I did some more digging to decide how I was going to approach the protocol used.
I came across the Consult II hand held scanner manual which specifies 3 protocols used of which ISO9141 and KWP2000 are specified as using the DLC-II connector in the car (the OBDII connector).Watch Full Movie Online Streaming Online and Download
ISO9141 is mentioned in the service manual as being used for OBDII communication (with any generic scan tool) – however I confirmed in our version it definitely doesn’t support the OBDII standard, whilst, KWP2000 is used for the Consult II protocol.
Not a lot to go with initially, but I also came across a manual for a key reprogrammer (the keys for our car are coded to the immobiliser and then to the ECU – meaning if you replace the key, the ECU needs reprogramming, if you replace the ECU, the new ECU needs reprogramming).

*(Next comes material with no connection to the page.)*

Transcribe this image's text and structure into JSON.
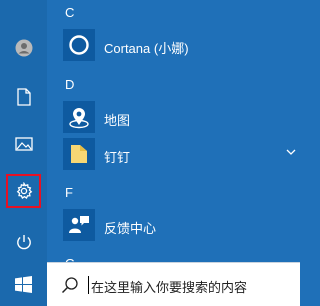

The baud rates mentioned there are 9600 or 10472. My bets are on 10472 baud being used.
With this, it’s now going to be a case of setting up a test of KWP2000 to the ECU at 10472 baud and attempt to request information from the car.

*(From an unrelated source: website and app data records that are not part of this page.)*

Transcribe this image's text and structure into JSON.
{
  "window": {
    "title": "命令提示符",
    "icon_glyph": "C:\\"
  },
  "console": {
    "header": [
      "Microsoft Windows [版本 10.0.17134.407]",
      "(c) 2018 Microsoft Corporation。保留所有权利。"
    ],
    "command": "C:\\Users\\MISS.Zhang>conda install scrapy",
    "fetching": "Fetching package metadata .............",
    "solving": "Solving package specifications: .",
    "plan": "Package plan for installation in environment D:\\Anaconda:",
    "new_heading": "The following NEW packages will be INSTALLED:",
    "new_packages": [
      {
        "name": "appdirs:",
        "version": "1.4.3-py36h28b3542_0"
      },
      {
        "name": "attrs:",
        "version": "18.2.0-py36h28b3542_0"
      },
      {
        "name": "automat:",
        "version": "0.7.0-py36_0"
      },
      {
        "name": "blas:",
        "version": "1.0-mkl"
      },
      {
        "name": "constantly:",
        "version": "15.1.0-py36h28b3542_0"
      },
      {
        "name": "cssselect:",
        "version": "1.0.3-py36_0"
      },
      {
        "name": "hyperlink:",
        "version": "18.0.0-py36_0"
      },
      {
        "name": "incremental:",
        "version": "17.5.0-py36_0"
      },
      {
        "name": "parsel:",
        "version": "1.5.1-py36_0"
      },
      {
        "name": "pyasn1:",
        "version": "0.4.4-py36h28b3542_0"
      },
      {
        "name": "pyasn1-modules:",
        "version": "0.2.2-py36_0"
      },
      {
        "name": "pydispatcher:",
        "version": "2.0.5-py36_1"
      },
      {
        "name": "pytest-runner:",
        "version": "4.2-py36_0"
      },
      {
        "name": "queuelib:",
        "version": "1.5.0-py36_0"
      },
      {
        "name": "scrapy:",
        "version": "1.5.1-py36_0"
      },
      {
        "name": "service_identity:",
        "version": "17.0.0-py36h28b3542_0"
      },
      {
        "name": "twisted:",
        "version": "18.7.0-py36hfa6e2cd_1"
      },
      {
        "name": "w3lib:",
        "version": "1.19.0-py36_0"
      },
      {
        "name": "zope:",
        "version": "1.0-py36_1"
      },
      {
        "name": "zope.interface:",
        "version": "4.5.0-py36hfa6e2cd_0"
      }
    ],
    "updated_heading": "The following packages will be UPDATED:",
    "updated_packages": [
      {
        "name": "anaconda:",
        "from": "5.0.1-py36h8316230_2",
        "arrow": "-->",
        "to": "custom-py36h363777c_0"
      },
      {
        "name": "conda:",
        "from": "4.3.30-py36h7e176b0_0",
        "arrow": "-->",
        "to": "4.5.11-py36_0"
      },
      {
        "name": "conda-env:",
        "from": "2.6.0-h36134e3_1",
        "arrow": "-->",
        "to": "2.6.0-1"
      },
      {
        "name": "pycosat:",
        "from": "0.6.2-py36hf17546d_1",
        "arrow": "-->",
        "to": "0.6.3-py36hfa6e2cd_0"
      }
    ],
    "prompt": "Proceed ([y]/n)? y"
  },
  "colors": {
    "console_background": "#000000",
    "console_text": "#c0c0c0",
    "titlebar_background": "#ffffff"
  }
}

The KWP2000 protocol is documented, but the requests and responses, the calculations to translate the hex responses to valid data just don’t seem to be publicised.

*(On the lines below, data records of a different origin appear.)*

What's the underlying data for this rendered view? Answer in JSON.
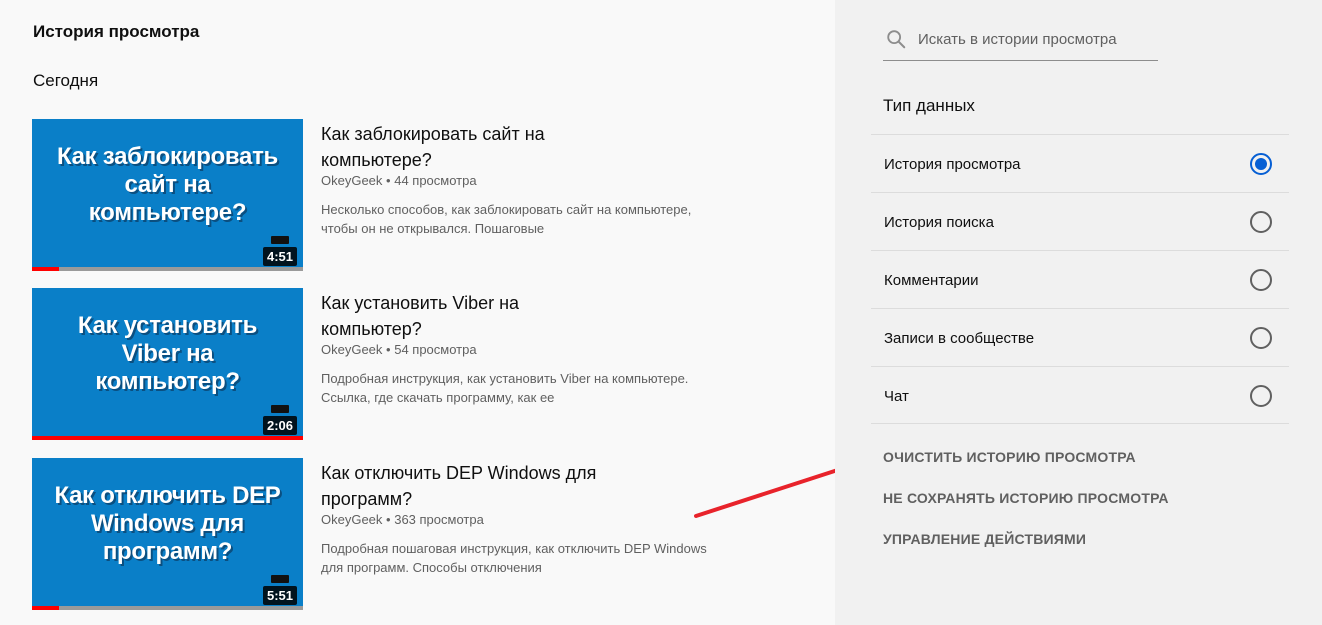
{
  "main": {
    "title": "История просмотра",
    "section": "Сегодня",
    "videos": [
      {
        "thumb_lines": [
          "Как заблокировать",
          "сайт на",
          "компьютере?"
        ],
        "duration": "4:51",
        "progress": 0.1,
        "title": "Как заблокировать сайт на компьютере?",
        "channel": "OkeyGeek",
        "views": "44 просмотра",
        "description": "Несколько способов, как заблокировать сайт на компьютере, чтобы он не открывался. Пошаговые"
      },
      {
        "thumb_lines": [
          "Как установить",
          "Viber на",
          "компьютер?"
        ],
        "duration": "2:06",
        "progress": 1.0,
        "title": "Как установить Viber на компьютер?",
        "channel": "OkeyGeek",
        "views": "54 просмотра",
        "description": "Подробная инструкция, как установить Viber на компьютере. Ссылка, где скачать программу, как ее"
      },
      {
        "thumb_lines": [
          "Как отключить DEP",
          "Windows для",
          "программ?"
        ],
        "duration": "5:51",
        "progress": 0.1,
        "title": "Как отключить DEP Windows для программ?",
        "channel": "OkeyGeek",
        "views": "363 просмотра",
        "description": "Подробная пошаговая инструкция, как отключить DEP Windows для программ. Способы отключения"
      }
    ]
  },
  "sidebar": {
    "search_placeholder": "Искать в истории просмотра",
    "type_title": "Тип данных",
    "options": [
      {
        "label": "История просмотра",
        "checked": true
      },
      {
        "label": "История поиска",
        "checked": false
      },
      {
        "label": "Комментарии",
        "checked": false
      },
      {
        "label": "Записи в сообществе",
        "checked": false
      },
      {
        "label": "Чат",
        "checked": false
      }
    ],
    "actions": {
      "clear": "ОЧИСТИТЬ ИСТОРИЮ ПРОСМОТРА",
      "pause": "НЕ СОХРАНЯТЬ ИСТОРИЮ ПРОСМОТРА",
      "manage": "УПРАВЛЕНИЕ ДЕЙСТВИЯМИ"
    }
  },
  "colors": {
    "thumb_bg": "#0a7fc8",
    "progress": "#ff0000",
    "radio_active": "#065fd4",
    "arrow": "#e8232b"
  },
  "icons": {
    "search": "search-icon",
    "arrow": "red-arrow-annotation"
  }
}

I do know there are two items out that apparently accomplish very similar to the Nissan Consult II scanner (4000.00 on Ebay). The alternatives are the BlaztII cable for $120 USD (requires a PC in the car), or a handheld scanner from china – “Memoscan N607” – also typically around the $120 mark.
As I considered last time I was thinking about this, the ECU really is just calculating values from sensors around the car. There’s no reason why the sensors themselves couldn’t be monitored directly and then calculate the same desired information.
I just don’t really want to be running additional cables through the engine bay to get the desired data when a perfectly good data line already exists.
If only the request / responses were readily available!